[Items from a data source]
===============

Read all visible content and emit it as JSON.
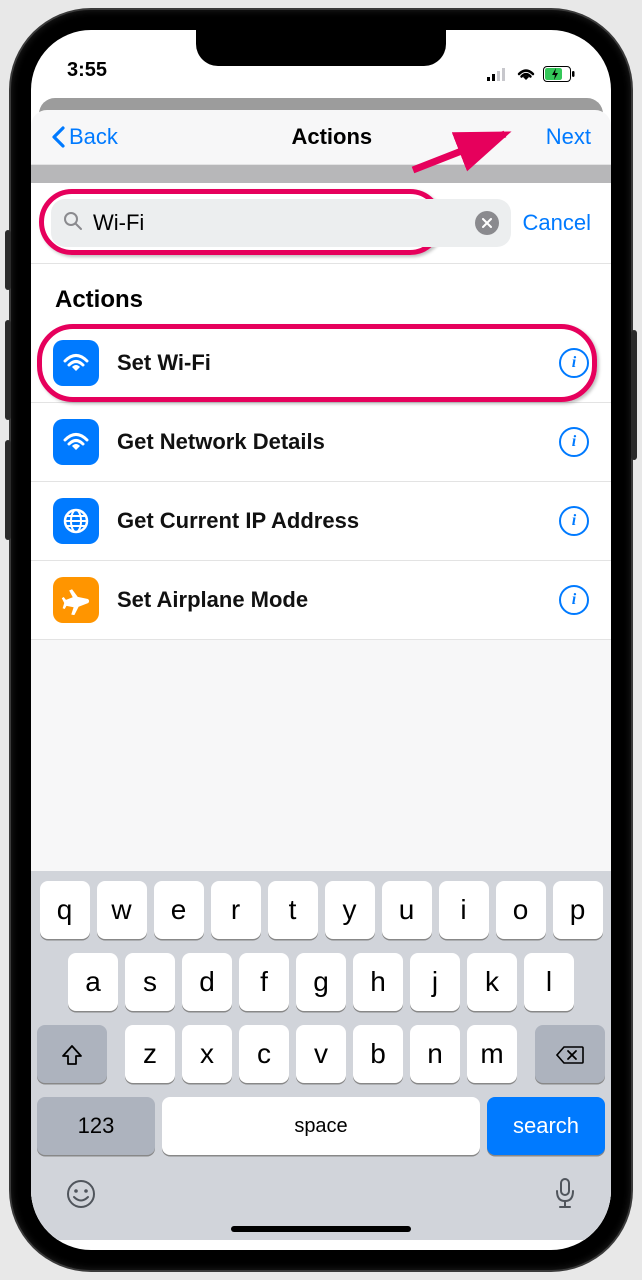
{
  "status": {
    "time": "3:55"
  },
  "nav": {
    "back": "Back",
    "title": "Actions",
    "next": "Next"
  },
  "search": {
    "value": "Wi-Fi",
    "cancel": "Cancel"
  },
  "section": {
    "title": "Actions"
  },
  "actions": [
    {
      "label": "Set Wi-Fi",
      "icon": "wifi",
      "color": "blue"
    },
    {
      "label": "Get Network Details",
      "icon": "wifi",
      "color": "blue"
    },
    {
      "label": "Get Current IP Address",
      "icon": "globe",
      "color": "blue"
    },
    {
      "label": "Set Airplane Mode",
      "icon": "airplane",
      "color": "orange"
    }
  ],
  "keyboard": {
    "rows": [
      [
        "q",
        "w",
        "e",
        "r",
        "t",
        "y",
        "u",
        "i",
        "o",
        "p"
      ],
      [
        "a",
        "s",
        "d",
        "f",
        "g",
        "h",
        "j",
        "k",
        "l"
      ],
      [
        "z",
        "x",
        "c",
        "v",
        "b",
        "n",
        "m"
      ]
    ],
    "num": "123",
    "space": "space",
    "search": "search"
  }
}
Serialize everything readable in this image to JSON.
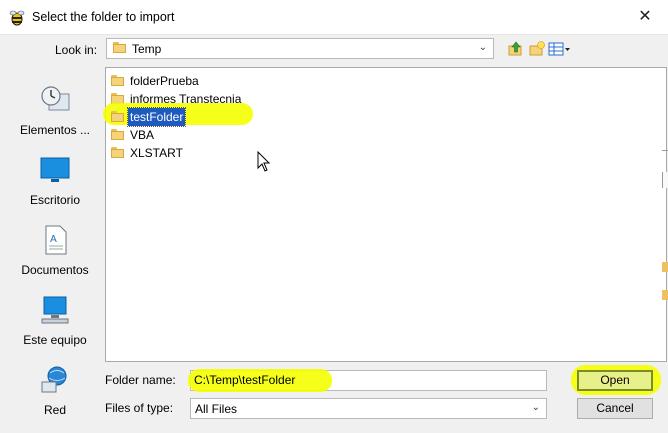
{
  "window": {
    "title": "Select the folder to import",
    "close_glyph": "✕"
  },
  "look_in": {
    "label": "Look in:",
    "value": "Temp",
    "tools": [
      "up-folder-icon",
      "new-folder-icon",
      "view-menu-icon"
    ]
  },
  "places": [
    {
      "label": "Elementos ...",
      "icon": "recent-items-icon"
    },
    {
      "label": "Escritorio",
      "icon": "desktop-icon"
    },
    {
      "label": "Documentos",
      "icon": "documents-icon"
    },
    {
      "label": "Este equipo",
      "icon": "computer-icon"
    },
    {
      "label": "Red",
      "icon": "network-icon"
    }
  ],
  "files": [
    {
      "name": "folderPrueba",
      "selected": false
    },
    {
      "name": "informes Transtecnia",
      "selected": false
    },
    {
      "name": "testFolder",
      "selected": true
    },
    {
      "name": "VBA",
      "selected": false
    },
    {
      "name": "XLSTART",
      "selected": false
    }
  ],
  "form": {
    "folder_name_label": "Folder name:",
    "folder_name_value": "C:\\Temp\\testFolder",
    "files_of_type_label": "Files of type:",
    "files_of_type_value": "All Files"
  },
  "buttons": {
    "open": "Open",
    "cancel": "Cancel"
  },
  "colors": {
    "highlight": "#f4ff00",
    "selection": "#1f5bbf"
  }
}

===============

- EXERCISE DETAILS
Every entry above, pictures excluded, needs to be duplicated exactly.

- EXERCISE ANSWER
Read all visible content and emit it as JSON.
{
  "status": {
    "time": "3:55"
  },
  "nav": {
    "back": "Back",
    "title": "Actions",
    "next": "Next"
  },
  "search": {
    "value": "Wi-Fi",
    "cancel": "Cancel"
  },
  "section": {
    "title": "Actions"
  },
  "actions": [
    {
      "label": "Set Wi-Fi",
      "icon": "wifi",
      "color": "blue"
    },
    {
      "label": "Get Network Details",
      "icon": "wifi",
      "color": "blue"
    },
    {
      "label": "Get Current IP Address",
      "icon": "globe",
      "color": "blue"
    },
    {
      "label": "Set Airplane Mode",
      "icon": "airplane",
      "color": "orange"
    }
  ],
  "keyboard": {
    "rows": [
      [
        "q",
        "w",
        "e",
        "r",
        "t",
        "y",
        "u",
        "i",
        "o",
        "p"
      ],
      [
        "a",
        "s",
        "d",
        "f",
        "g",
        "h",
        "j",
        "k",
        "l"
      ],
      [
        "z",
        "x",
        "c",
        "v",
        "b",
        "n",
        "m"
      ]
    ],
    "num": "123",
    "space": "space",
    "search": "search"
  }
}
Serialize everything readable in this image to JSON.
{
  "window": {
    "title": "Select the folder to import",
    "close_glyph": "✕"
  },
  "look_in": {
    "label": "Look in:",
    "value": "Temp",
    "tools": [
      "up-folder-icon",
      "new-folder-icon",
      "view-menu-icon"
    ]
  },
  "places": [
    {
      "label": "Elementos ...",
      "icon": "recent-items-icon"
    },
    {
      "label": "Escritorio",
      "icon": "desktop-icon"
    },
    {
      "label": "Documentos",
      "icon": "documents-icon"
    },
    {
      "label": "Este equipo",
      "icon": "computer-icon"
    },
    {
      "label": "Red",
      "icon": "network-icon"
    }
  ],
  "files": [
    {
      "name": "folderPrueba",
      "selected": false
    },
    {
      "name": "informes Transtecnia",
      "selected": false
    },
    {
      "name": "testFolder",
      "selected": true
    },
    {
      "name": "VBA",
      "selected": false
    },
    {
      "name": "XLSTART",
      "selected": false
    }
  ],
  "form": {
    "folder_name_label": "Folder name:",
    "folder_name_value": "C:\\Temp\\testFolder",
    "files_of_type_label": "Files of type:",
    "files_of_type_value": "All Files"
  },
  "buttons": {
    "open": "Open",
    "cancel": "Cancel"
  },
  "colors": {
    "highlight": "#f4ff00",
    "selection": "#1f5bbf"
  }
}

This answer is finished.